Make sure both the input arrays should be of the same dimension and same shapes. The numpy.multiply() function will find the product between array arguments, element-wise.

**Can We Find Product Between Two Numpy Arrays With Different Shapes?**

**In simple words, No, we can’t find products or use the numpy multiply function in two numpy arrays that have different shapes.**

Let’s look it through one example,

import numpy as np a1 = [[20, 21, 5], [-9, 11, 1]] a2 = [[7, 13, 17, 6], [1, -8, 7]] print ("1st Input array : ", a1) print ("2nd Input array : ", a2) mul = np.multiply(a1, a2) print ("Product of two input arrays : ", mul)
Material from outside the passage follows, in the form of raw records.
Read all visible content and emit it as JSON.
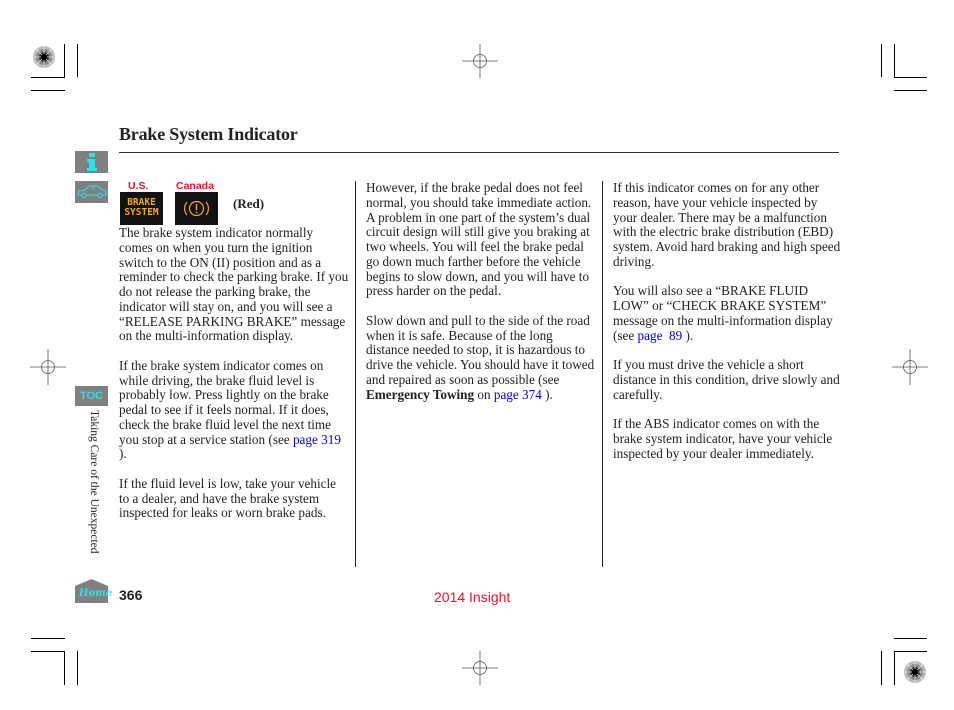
{
  "header": {
    "title": "Brake System Indicator"
  },
  "sidebar": {
    "info_icon": "info-icon",
    "car_icon": "car-icon",
    "toc_label": "TOC",
    "section_label": "Taking Care of the Unexpected",
    "home_label": "Home"
  },
  "indicators": {
    "us_label": "U.S.",
    "canada_label": "Canada",
    "us_indicator_text_line1": "BRAKE",
    "us_indicator_text_line2": "SYSTEM",
    "canada_indicator_icon": "brake-warning-icon",
    "color_note": "(Red)",
    "indicator_color": "#f5a623"
  },
  "columns": [
    {
      "paragraphs": [
        {
          "text": "The brake system indicator normally comes on when you turn the ignition switch to the ON (II) position and as a reminder to check the parking brake. If you do not release the parking brake, the indicator will stay on, and you will see a “RELEASE PARKING BRAKE” message on the multi-information display."
        },
        {
          "text_before": "If the brake system indicator comes on while driving, the brake fluid level is probably low. Press lightly on the brake pedal to see if it feels normal. If it does, check the brake fluid level the next time you stop at a service station (see ",
          "link": "page 319",
          "text_after": " )."
        },
        {
          "text": "If the fluid level is low, take your vehicle to a dealer, and have the brake system inspected for leaks or worn brake pads."
        }
      ]
    },
    {
      "paragraphs": [
        {
          "text": "However, if the brake pedal does not feel normal, you should take immediate action. A problem in one part of the system’s dual circuit design will still give you braking at two wheels. You will feel the brake pedal go down much farther before the vehicle begins to slow down, and you will have to press harder on the pedal."
        },
        {
          "text_before": "Slow down and pull to the side of the road when it is safe. Because of the long distance needed to stop, it is hazardous to drive the vehicle. You should have it towed and repaired as soon as possible (see ",
          "bold": "Emergency Towing",
          "text_mid": " on ",
          "link": "page 374",
          "text_after": " )."
        }
      ]
    },
    {
      "paragraphs": [
        {
          "text": "If this indicator comes on for any other reason, have your vehicle inspected by your dealer. There may be a malfunction with the electric brake distribution (EBD) system. Avoid hard braking and high speed driving."
        },
        {
          "text_before": "You will also see a “BRAKE FLUID LOW” or “CHECK BRAKE SYSTEM” message on the multi-information display (see ",
          "link": "page  89",
          "text_after": " )."
        },
        {
          "text": "If you must drive the vehicle a short distance in this condition, drive slowly and carefully."
        },
        {
          "text": "If the ABS indicator comes on with the brake system indicator, have your vehicle inspected by your dealer immediately."
        }
      ]
    }
  ],
  "footer": {
    "page_number": "366",
    "model": "2014 Insight"
  },
  "colors": {
    "accent_red": "#e8132a",
    "link_blue": "#0000ee",
    "sidebar_gray": "#808080",
    "sidebar_cyan": "#2de2e6"
  }
}
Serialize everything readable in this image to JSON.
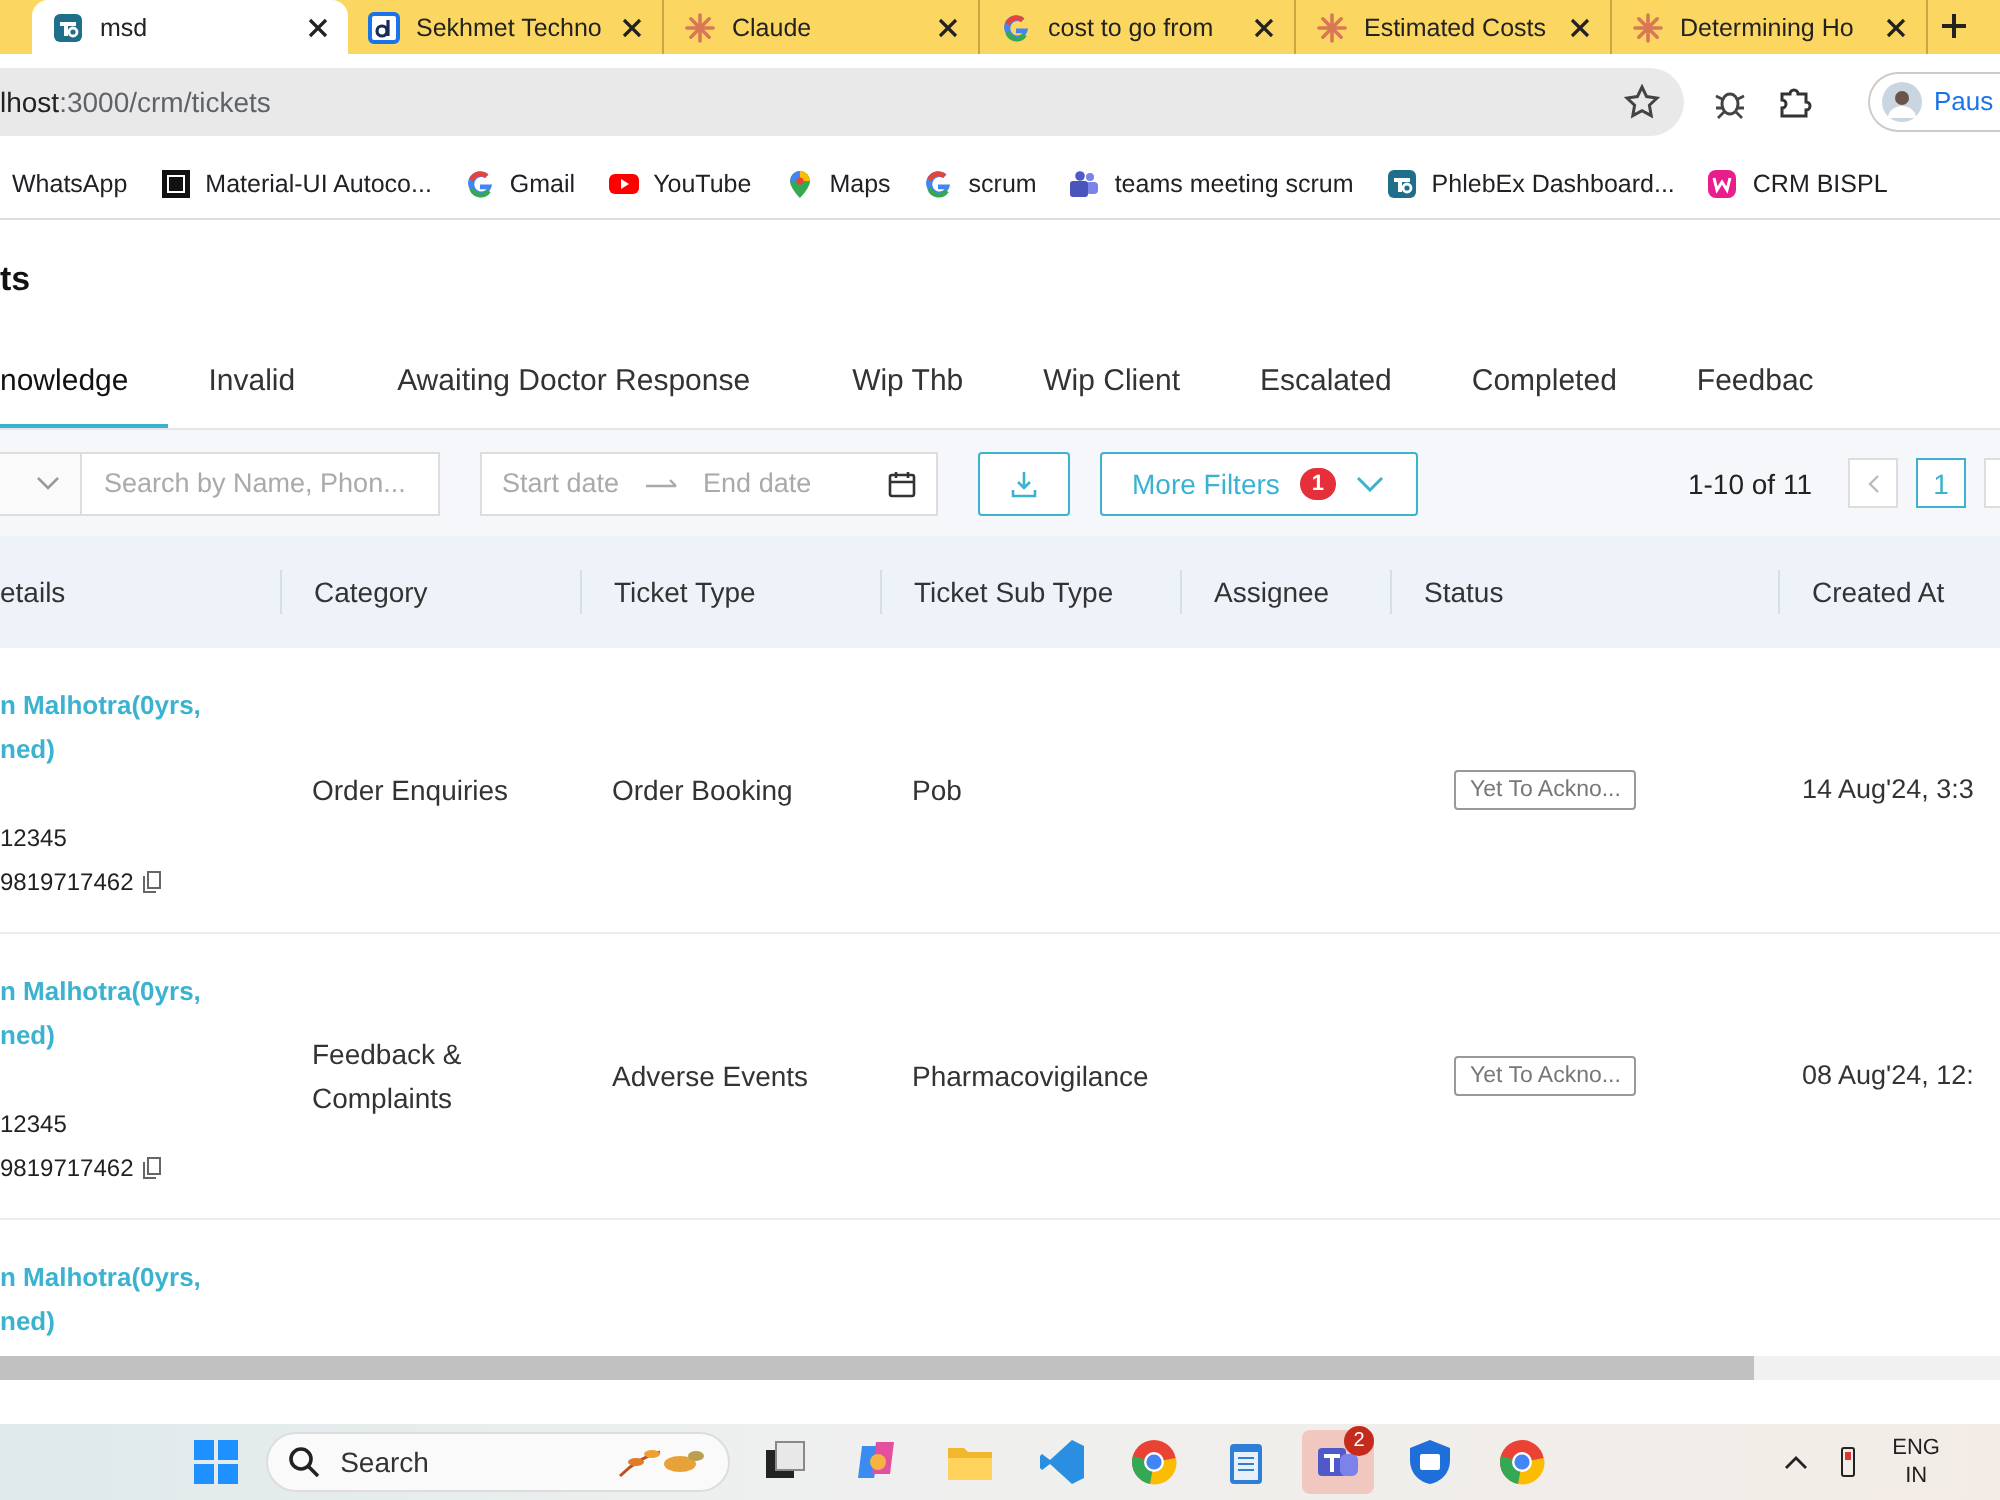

**Output:**

`ValueError: operands could not be broadcast together with shapes (2,3) (2,)`

### Explanation

If the shape of two numpy arrays is different, then we will get a value error. The value error will say something like, for example.

ValueError: operands could not be broadcast together with shapes (2,3) (2,)

Here in this example, we get a value error because the a2 input array has a different shape than the **a1** input array. To get the product without any value error, make sure to check the shape of arrays.

**What’s Next?**

NumPy is mighty and incredibly essential for information science in Python. That being true, if you are interested in data science in Python, you really ought to find out more about Python.

You might like our following tutorials on numpy.

- Numpy Mean: Implementation and Importance
- Using Numpy Random Function to Create Random Data
- NumPy Reshape: Reshaping Arrays With Ease
- In-depth Explanation of np.power() With Examples
- Numpy Clip Function

**Conclusion**

The **numpy multiply()** is a compelling and essential function available in the numpy module. The numpy multiply() function can be handy and highly recommended. Many experts use this while finding the product between substantial data sets.

If you still have any questions regarding the NumPy multiply function. Leave your question in the comments below.

*Happy Pythonning!*